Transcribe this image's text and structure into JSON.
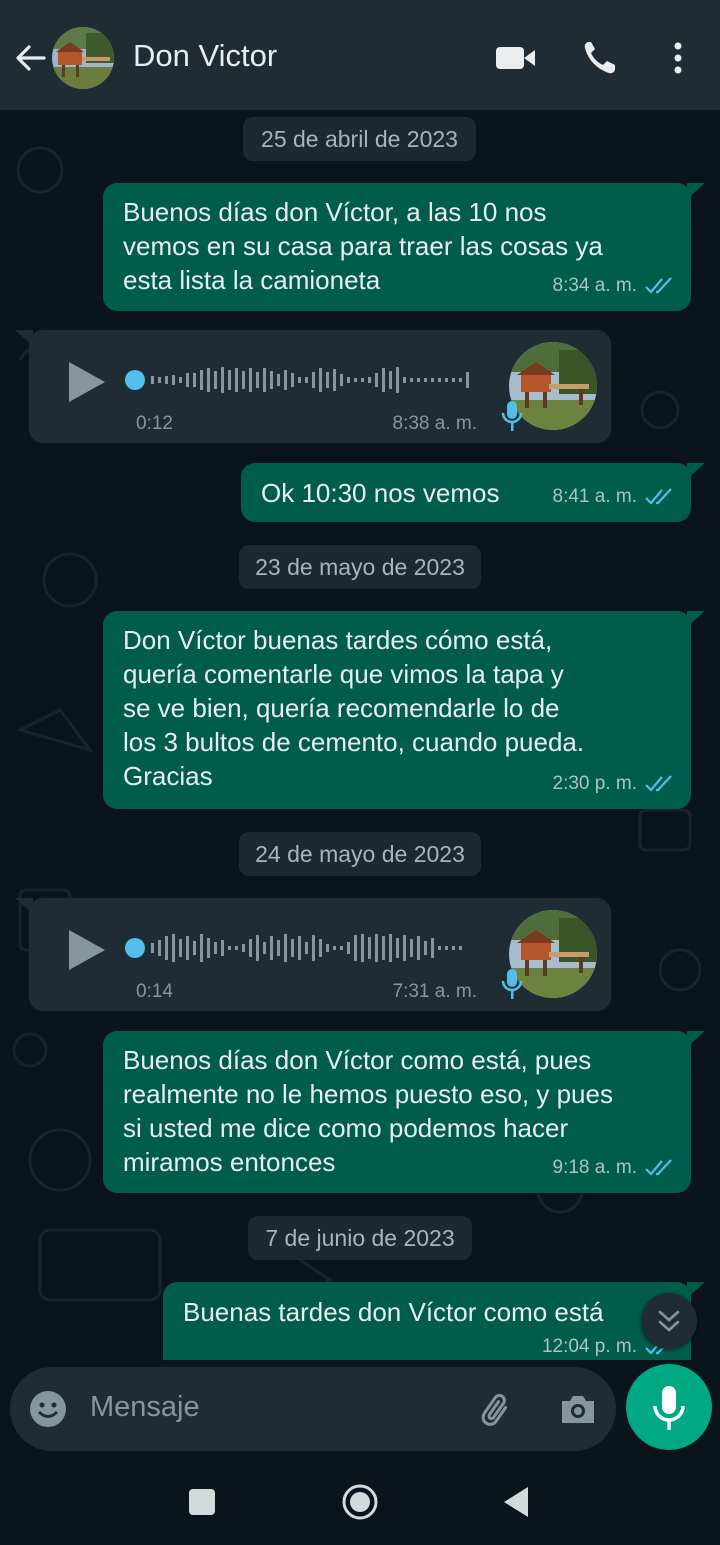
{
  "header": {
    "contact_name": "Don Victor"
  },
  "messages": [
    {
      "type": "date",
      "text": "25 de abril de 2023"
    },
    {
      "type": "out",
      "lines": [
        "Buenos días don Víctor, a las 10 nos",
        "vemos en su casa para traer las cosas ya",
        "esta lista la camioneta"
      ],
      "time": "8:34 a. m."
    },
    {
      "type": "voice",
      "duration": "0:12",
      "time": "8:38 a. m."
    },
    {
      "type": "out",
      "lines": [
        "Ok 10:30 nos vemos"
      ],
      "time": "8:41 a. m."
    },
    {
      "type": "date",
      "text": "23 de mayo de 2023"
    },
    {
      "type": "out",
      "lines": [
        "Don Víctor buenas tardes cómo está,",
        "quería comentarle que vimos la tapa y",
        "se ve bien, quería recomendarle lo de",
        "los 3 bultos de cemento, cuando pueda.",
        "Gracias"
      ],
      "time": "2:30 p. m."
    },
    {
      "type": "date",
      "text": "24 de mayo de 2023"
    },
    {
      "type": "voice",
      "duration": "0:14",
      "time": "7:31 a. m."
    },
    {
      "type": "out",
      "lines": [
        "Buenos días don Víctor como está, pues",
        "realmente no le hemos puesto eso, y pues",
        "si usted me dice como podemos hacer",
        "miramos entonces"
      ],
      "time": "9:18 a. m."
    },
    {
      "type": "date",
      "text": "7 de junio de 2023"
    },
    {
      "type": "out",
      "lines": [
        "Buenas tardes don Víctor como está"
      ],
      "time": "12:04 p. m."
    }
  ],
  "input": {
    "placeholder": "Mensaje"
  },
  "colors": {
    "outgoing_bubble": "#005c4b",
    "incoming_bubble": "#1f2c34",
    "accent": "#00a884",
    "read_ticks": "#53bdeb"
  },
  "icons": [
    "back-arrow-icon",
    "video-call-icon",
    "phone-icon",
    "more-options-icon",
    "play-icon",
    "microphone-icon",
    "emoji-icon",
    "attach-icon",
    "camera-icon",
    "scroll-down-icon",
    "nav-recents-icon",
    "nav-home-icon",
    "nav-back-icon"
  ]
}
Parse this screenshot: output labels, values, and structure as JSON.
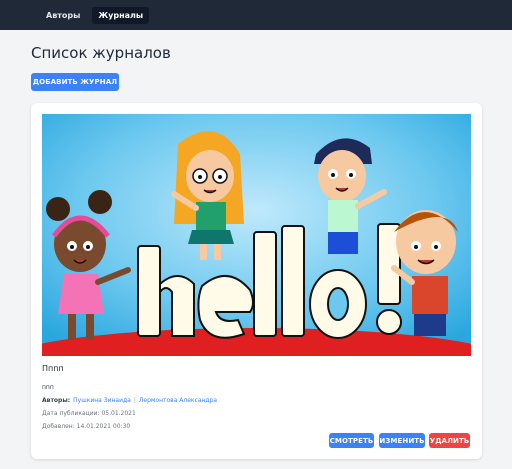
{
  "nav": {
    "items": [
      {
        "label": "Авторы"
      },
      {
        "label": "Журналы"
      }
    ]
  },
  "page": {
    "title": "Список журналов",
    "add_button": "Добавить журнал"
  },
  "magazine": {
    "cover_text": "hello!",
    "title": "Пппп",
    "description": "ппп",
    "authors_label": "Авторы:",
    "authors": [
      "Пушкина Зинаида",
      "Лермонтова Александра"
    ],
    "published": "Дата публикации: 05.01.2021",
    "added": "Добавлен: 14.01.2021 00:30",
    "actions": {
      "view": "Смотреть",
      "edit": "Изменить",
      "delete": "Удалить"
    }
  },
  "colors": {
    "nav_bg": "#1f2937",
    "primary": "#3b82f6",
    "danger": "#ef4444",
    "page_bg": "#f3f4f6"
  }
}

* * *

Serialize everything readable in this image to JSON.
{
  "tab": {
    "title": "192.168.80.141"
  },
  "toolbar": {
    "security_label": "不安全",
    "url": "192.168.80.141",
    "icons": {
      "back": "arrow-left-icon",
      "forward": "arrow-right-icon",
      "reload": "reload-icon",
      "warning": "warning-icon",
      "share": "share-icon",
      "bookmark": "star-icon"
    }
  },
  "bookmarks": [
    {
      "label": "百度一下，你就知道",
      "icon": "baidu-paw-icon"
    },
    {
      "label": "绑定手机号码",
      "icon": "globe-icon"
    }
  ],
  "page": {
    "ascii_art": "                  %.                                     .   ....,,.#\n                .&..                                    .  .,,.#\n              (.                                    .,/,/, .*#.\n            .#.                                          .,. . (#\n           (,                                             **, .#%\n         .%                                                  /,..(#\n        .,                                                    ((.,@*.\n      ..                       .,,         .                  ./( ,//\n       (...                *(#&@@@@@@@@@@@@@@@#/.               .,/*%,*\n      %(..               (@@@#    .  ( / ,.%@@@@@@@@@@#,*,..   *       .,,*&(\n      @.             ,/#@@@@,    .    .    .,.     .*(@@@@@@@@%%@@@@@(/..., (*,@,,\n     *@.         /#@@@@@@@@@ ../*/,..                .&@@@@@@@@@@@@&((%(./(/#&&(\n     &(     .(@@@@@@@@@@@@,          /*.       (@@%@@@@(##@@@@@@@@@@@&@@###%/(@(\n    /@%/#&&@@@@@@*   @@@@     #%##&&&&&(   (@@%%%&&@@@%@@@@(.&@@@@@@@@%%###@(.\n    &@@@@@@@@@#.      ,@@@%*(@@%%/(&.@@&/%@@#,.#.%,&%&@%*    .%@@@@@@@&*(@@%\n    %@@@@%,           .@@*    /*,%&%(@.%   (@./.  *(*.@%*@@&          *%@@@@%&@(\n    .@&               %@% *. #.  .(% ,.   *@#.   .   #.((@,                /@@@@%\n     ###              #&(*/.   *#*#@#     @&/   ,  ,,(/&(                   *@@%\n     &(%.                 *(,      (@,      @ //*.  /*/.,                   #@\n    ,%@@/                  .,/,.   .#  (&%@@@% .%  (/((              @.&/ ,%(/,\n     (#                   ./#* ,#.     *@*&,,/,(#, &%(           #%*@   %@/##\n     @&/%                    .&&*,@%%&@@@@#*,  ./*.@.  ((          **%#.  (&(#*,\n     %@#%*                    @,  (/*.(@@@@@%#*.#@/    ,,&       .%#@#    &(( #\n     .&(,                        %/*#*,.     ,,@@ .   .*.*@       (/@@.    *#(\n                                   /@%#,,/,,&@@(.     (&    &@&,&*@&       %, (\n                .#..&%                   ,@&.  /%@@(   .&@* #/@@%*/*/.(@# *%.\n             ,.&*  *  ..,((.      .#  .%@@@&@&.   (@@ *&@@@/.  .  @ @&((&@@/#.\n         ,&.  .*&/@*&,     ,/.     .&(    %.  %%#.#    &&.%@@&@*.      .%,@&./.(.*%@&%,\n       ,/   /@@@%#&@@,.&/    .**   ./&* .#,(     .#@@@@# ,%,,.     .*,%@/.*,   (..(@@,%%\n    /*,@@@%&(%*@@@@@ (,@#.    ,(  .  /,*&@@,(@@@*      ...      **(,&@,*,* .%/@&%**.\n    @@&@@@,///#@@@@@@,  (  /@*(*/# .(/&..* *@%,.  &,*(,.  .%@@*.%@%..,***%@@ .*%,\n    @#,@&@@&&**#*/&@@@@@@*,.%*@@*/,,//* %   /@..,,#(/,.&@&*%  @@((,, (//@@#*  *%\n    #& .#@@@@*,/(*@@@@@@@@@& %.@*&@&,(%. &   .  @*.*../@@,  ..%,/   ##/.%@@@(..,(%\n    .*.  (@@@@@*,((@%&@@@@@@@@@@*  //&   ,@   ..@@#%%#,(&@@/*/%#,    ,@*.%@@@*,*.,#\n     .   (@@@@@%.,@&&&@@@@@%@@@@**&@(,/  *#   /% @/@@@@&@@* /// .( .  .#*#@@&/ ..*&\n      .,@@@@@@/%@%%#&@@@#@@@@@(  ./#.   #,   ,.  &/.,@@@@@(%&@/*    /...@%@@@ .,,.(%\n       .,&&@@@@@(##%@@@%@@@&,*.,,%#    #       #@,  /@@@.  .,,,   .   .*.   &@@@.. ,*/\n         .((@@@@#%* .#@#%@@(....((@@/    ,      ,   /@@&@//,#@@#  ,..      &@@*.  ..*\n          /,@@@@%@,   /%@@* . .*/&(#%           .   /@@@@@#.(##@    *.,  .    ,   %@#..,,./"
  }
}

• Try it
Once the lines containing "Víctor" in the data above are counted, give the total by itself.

• Answer to the exercise
4